• What needs to be done:
Which lines in the data contain the word "Fuente"? Please copy each of them.

[Interface dataset entries]
◆ ◆ ◆ ◆ ◆
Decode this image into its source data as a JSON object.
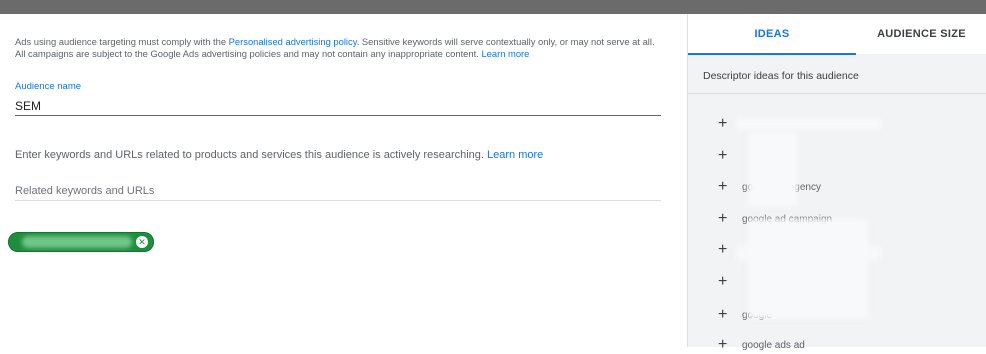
{
  "policy_notice": {
    "part1": "Ads using audience targeting must comply with the ",
    "policy_link": "Personalised advertising policy",
    "part2": ". Sensitive keywords will serve contextually only, or may not serve at all. All campaigns are subject to the Google Ads advertising policies and may not contain any inappropriate content. ",
    "learn_more": "Learn more"
  },
  "audience_name": {
    "label": "Audience name",
    "value": "SEM"
  },
  "keywords_section": {
    "instruction": "Enter keywords and URLs related to products and services this audience is actively researching. ",
    "learn_more": "Learn more",
    "placeholder": "Related keywords and URLs"
  },
  "chip": {
    "close_symbol": "✕"
  },
  "right_panel": {
    "tabs": {
      "ideas": "IDEAS",
      "audience_size": "AUDIENCE SIZE"
    },
    "descriptor_title": "Descriptor ideas for this audience",
    "ideas": [
      {
        "icon": "+",
        "text": ""
      },
      {
        "icon": "+",
        "text": ""
      },
      {
        "icon": "+",
        "text": "google ad agency"
      },
      {
        "icon": "+",
        "text": "google ad campaign"
      },
      {
        "icon": "+",
        "text": ""
      },
      {
        "icon": "+",
        "text": ""
      },
      {
        "icon": "+",
        "text": "google"
      },
      {
        "icon": "+",
        "text": "google ads ad"
      }
    ]
  },
  "colors": {
    "accent": "#1a73e8",
    "chip_green": "#1e8e3e",
    "top_bar": "#6b6b6b"
  }
}
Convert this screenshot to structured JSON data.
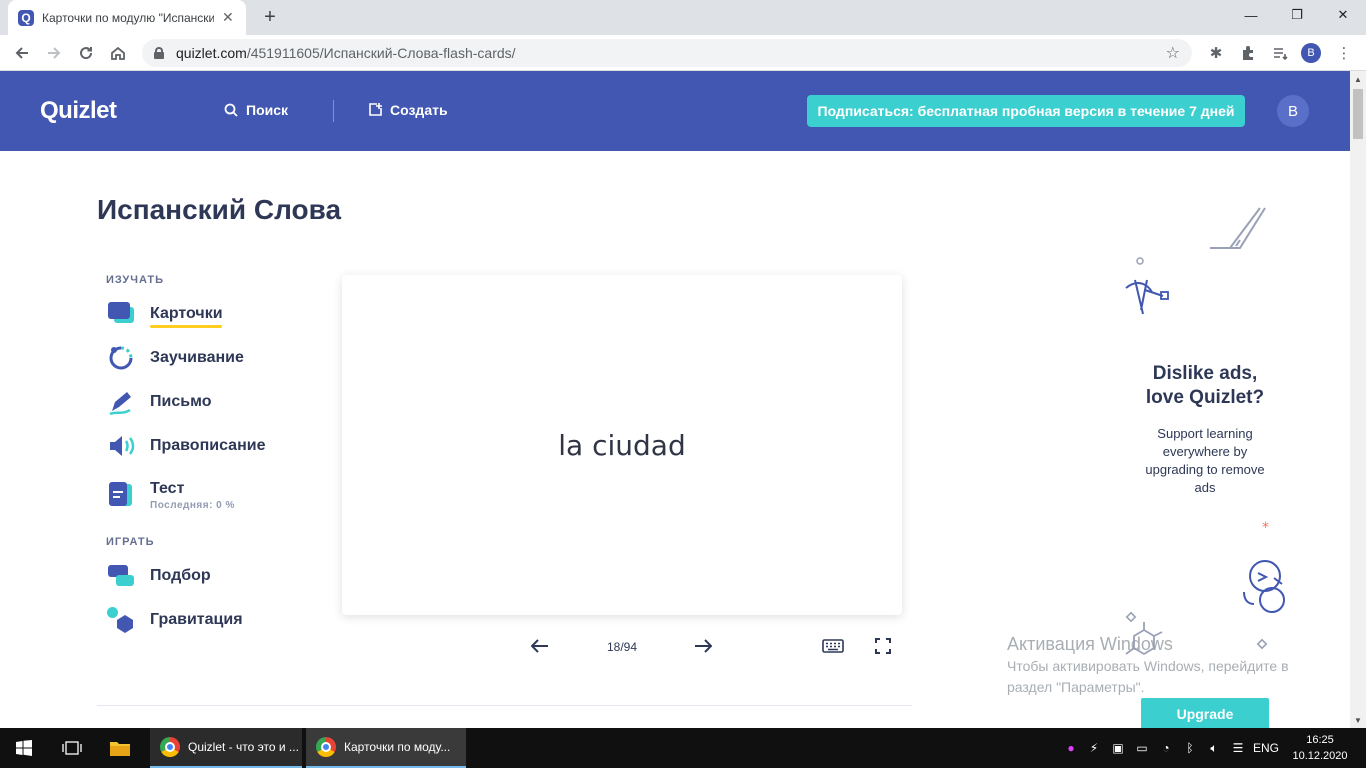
{
  "browser": {
    "tab_title": "Карточки по модулю \"Испанский Слова\"",
    "favicon_letter": "Q",
    "url_host": "quizlet.com",
    "url_path": "/451911605/Испанский-Слова-flash-cards/",
    "profile_letter": "B"
  },
  "header": {
    "logo": "Quizlet",
    "search_label": "Поиск",
    "create_label": "Создать",
    "cta_label": "Подписаться: бесплатная пробная версия в течение 7 дней",
    "avatar_letter": "B",
    "brand_color": "#4257b2",
    "cta_color": "#3ccfcf"
  },
  "page": {
    "title": "Испанский Слова",
    "study_section": "ИЗУЧАТЬ",
    "play_section": "ИГРАТЬ",
    "modes": {
      "cards": "Карточки",
      "learn": "Заучивание",
      "write": "Письмо",
      "spell": "Правописание",
      "test": "Тест",
      "test_last": "Последняя: 0 %",
      "match": "Подбор",
      "gravity": "Гравитация"
    }
  },
  "card": {
    "term": "la ciudad",
    "counter": "18/94"
  },
  "ad": {
    "title_line1": "Dislike ads,",
    "title_line2": "love Quizlet?",
    "text": "Support learning everywhere by upgrading to remove ads",
    "upgrade_label": "Upgrade"
  },
  "watermark": {
    "title": "Активация Windows",
    "text": "Чтобы активировать Windows, перейдите в раздел \"Параметры\"."
  },
  "taskbar": {
    "app1_label": "Quizlet - что это и ...",
    "app2_label": "Карточки по моду...",
    "lang": "ENG",
    "time": "16:25",
    "date": "10.12.2020"
  }
}
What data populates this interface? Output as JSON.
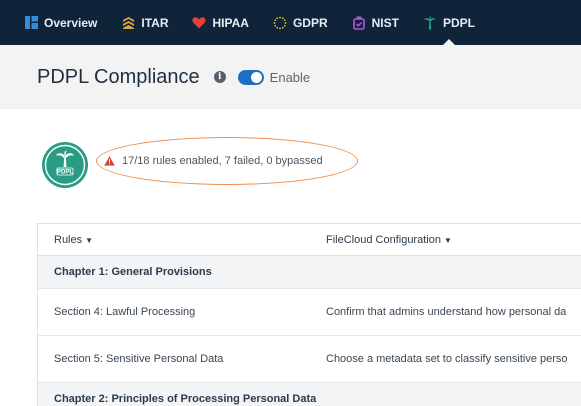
{
  "nav": {
    "tabs": [
      {
        "label": "Overview",
        "icon": "dashboard-icon",
        "color": "#2f8fd8"
      },
      {
        "label": "ITAR",
        "icon": "chevron-rank-icon",
        "color": "#e0a53a"
      },
      {
        "label": "HIPAA",
        "icon": "heart-icon",
        "color": "#e0403a"
      },
      {
        "label": "GDPR",
        "icon": "eu-stars-icon",
        "color": "#e6c228"
      },
      {
        "label": "NIST",
        "icon": "nist-shield-icon",
        "color": "#b057d8"
      },
      {
        "label": "PDPL",
        "icon": "palm-tree-icon",
        "color": "#2bb59a",
        "active": true
      }
    ]
  },
  "header": {
    "title": "PDPL Compliance",
    "toggle_label": "Enable",
    "toggle_on": true,
    "accent": "#1e6fc1"
  },
  "badge": {
    "text": "PDPL",
    "color": "#2a9c86"
  },
  "status": {
    "text": "17/18 rules enabled, 7 failed, 0 bypassed",
    "warn_color": "#d6452d"
  },
  "table": {
    "headers": [
      "Rules",
      "FileCloud Configuration"
    ],
    "rows": [
      {
        "type": "chapter",
        "rule": "Chapter 1: General Provisions",
        "config": ""
      },
      {
        "type": "section",
        "rule": "Section 4: Lawful Processing",
        "config": "Confirm that admins understand how personal da"
      },
      {
        "type": "section",
        "rule": "Section 5: Sensitive Personal Data",
        "config": "Choose a metadata set to classify sensitive perso"
      },
      {
        "type": "chapter",
        "rule": "Chapter 2: Principles of Processing Personal Data",
        "config": ""
      }
    ]
  }
}
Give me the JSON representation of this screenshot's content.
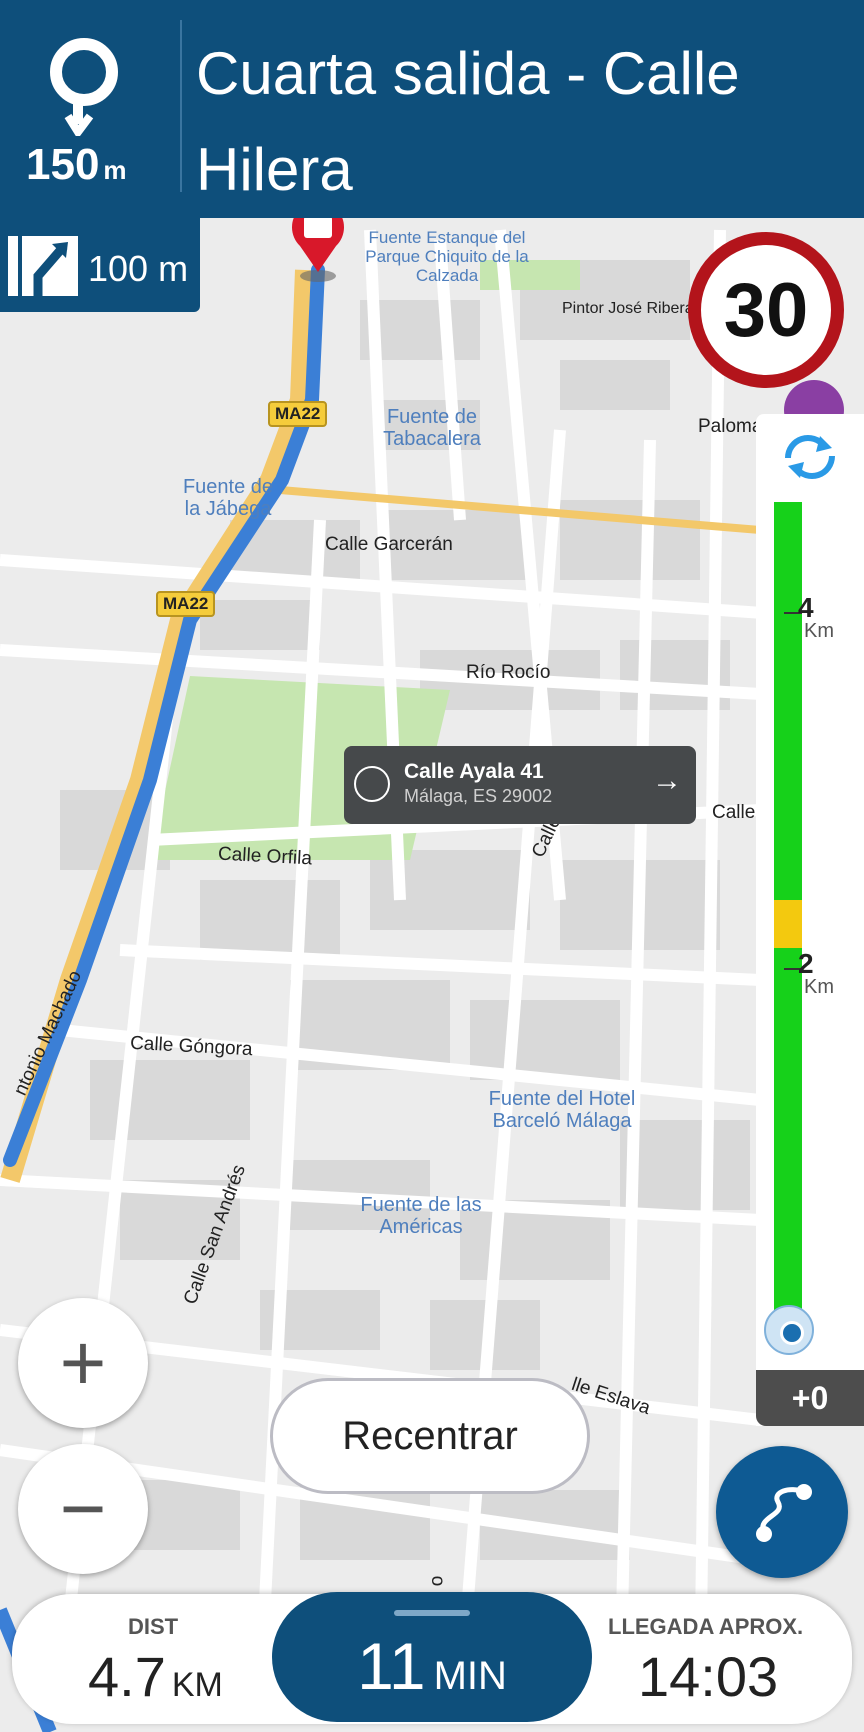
{
  "maneuver": {
    "distance_value": "150",
    "distance_unit": "m",
    "street": "Cuarta salida - Calle Hilera",
    "icon": "roundabout-exit-icon"
  },
  "lane": {
    "distance": "100 m",
    "icon": "lane-guidance-icon"
  },
  "speed_limit": "30",
  "map": {
    "streets": [
      "Calle Garcerán",
      "Río Rocío",
      "Calle Orfila",
      "Calle Góngora",
      "Calle San Andrés",
      "ntonio Machado",
      "Pintor José Ribera",
      "Paloma",
      "Calle",
      "Calle Ayala",
      "lle Eslava",
      "o"
    ],
    "pois": [
      "Fuente Estanque del Parque Chiquito de la Calzada",
      "Fuente de Tabacalera",
      "Fuente de la Jábega",
      "Fuente del Hotel Barceló Málaga",
      "Fuente de las Américas"
    ],
    "shields": [
      "MA22",
      "MA22"
    ]
  },
  "poi_card": {
    "title": "Calle Ayala 41",
    "subtitle": "Málaga, ES 29002"
  },
  "traffic": {
    "marks": [
      {
        "value": "4",
        "unit": "Km"
      },
      {
        "value": "2",
        "unit": "Km"
      }
    ],
    "delay": "+0",
    "colors": {
      "free": "#16d11a",
      "slow": "#f3c90f"
    }
  },
  "controls": {
    "zoom_in": "+",
    "zoom_out": "−",
    "recenter": "Recentrar"
  },
  "bottom": {
    "dist_label": "DIST",
    "dist_value": "4.7",
    "dist_unit": "KM",
    "time_value": "11",
    "time_unit": "MIN",
    "eta_label": "LLEGADA APROX.",
    "eta_value": "14:03"
  }
}
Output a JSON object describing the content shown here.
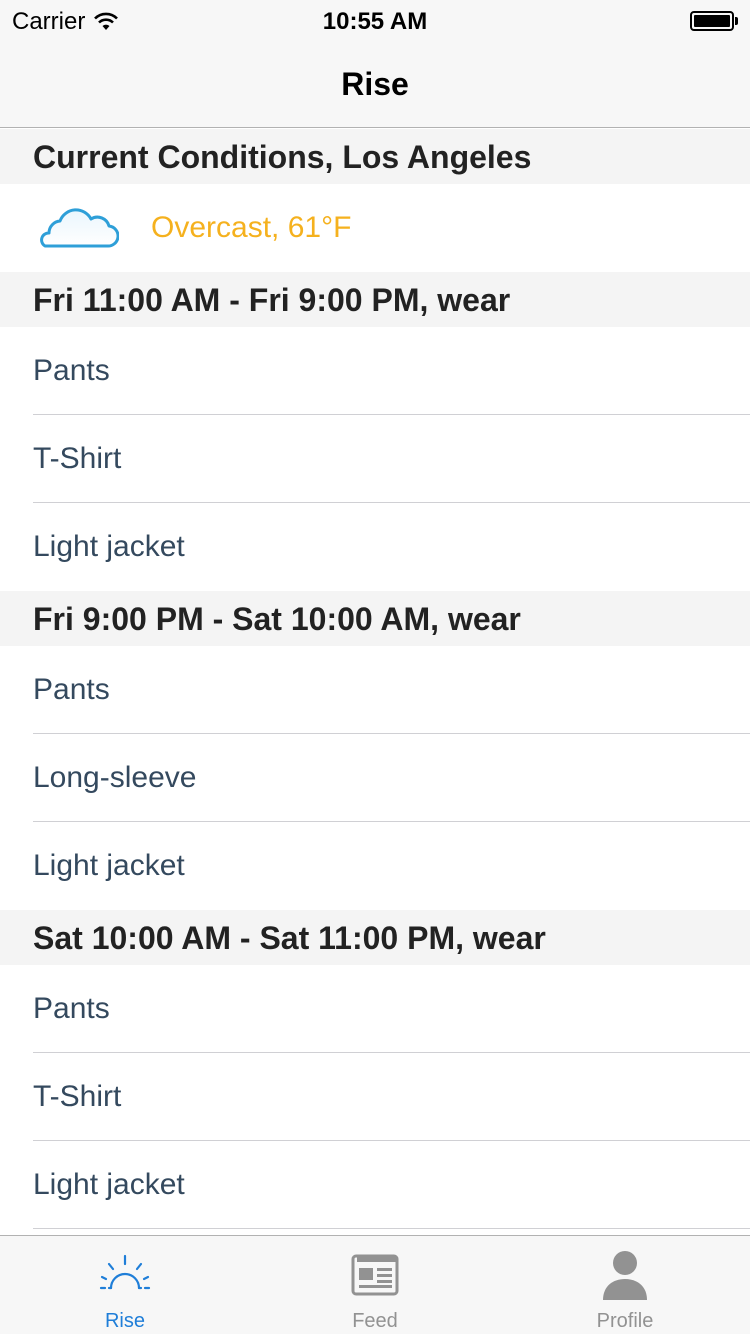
{
  "status_bar": {
    "carrier": "Carrier",
    "time": "10:55 AM"
  },
  "nav": {
    "title": "Rise"
  },
  "current": {
    "header": "Current Conditions, Los Angeles",
    "icon": "cloud-icon",
    "conditions": "Overcast, 61°F",
    "accent_color": "#f5b11e"
  },
  "sections": [
    {
      "header": "Fri 11:00 AM - Fri 9:00 PM, wear",
      "items": [
        "Pants",
        "T-Shirt",
        "Light jacket"
      ]
    },
    {
      "header": "Fri 9:00 PM - Sat 10:00 AM, wear",
      "items": [
        "Pants",
        "Long-sleeve",
        "Light jacket"
      ]
    },
    {
      "header": "Sat 10:00 AM - Sat 11:00 PM, wear",
      "items": [
        "Pants",
        "T-Shirt",
        "Light jacket"
      ]
    }
  ],
  "tabs": [
    {
      "label": "Rise",
      "icon": "sunrise-icon",
      "active": true
    },
    {
      "label": "Feed",
      "icon": "newspaper-icon",
      "active": false
    },
    {
      "label": "Profile",
      "icon": "person-icon",
      "active": false
    }
  ],
  "colors": {
    "active_tab": "#1f7ed8",
    "inactive_tab": "#929292",
    "item_text": "#34495e"
  }
}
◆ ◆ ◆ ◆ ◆
• Task answer:
      "Fuente Estanque del Parque Chiquito de la Calzada",
      "Fuente de Tabacalera",
      "Fuente de la Jábega",
      "Fuente del Hotel Barceló Málaga",
      "Fuente de las Américas"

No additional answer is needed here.